- [Work item]: Using the data below, show every line where the word "Janeiro" occurs.

- [Interface dataset entries]:
------------------------------
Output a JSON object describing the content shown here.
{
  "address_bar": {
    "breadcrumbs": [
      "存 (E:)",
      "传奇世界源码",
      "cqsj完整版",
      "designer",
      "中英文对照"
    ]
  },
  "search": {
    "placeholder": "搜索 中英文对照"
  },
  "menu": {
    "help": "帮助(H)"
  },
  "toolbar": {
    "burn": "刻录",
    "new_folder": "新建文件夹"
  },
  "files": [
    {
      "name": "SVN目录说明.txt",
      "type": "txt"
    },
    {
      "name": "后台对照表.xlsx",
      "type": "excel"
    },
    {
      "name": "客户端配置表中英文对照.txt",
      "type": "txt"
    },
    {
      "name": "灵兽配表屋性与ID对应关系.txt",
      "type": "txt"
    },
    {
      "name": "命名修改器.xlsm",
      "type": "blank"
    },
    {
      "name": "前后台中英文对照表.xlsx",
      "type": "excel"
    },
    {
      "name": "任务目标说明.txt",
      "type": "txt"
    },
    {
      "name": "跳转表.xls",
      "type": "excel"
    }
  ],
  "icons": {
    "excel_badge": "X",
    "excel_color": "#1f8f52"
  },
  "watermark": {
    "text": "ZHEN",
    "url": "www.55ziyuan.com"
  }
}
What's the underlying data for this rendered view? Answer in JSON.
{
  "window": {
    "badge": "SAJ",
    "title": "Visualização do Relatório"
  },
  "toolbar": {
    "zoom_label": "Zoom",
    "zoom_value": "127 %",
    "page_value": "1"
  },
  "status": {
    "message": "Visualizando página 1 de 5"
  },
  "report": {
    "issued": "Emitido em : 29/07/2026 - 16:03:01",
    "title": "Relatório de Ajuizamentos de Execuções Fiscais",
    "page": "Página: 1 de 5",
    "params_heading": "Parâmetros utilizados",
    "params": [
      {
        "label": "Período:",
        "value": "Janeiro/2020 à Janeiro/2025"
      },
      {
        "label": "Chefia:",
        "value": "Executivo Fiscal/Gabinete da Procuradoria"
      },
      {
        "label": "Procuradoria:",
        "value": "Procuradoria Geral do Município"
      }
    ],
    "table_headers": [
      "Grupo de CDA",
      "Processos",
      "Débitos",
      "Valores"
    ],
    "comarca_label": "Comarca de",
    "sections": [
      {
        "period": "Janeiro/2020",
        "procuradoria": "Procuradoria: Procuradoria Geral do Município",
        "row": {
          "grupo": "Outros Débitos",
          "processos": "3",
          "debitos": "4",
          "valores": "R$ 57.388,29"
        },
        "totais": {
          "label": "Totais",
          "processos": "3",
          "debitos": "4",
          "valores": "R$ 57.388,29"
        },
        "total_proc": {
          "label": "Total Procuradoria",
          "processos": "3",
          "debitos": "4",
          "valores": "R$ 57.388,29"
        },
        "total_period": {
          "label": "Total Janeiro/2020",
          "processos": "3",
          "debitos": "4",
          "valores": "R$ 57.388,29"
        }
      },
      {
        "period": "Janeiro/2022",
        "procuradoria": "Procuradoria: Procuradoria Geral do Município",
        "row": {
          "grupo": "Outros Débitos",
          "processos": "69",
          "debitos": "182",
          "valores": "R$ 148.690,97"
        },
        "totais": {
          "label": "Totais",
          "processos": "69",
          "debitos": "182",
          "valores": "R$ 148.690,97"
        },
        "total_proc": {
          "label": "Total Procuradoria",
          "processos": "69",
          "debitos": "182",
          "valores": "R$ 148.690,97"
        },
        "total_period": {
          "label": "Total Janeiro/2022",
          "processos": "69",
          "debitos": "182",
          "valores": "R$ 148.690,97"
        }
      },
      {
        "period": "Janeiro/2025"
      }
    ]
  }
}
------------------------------
- [Completed task]:
        "value": "Janeiro/2020 à Janeiro/2025"
        "period": "Janeiro/2020",
          "label": "Total Janeiro/2020",
        "period": "Janeiro/2022",
          "label": "Total Janeiro/2022",
        "period": "Janeiro/2025"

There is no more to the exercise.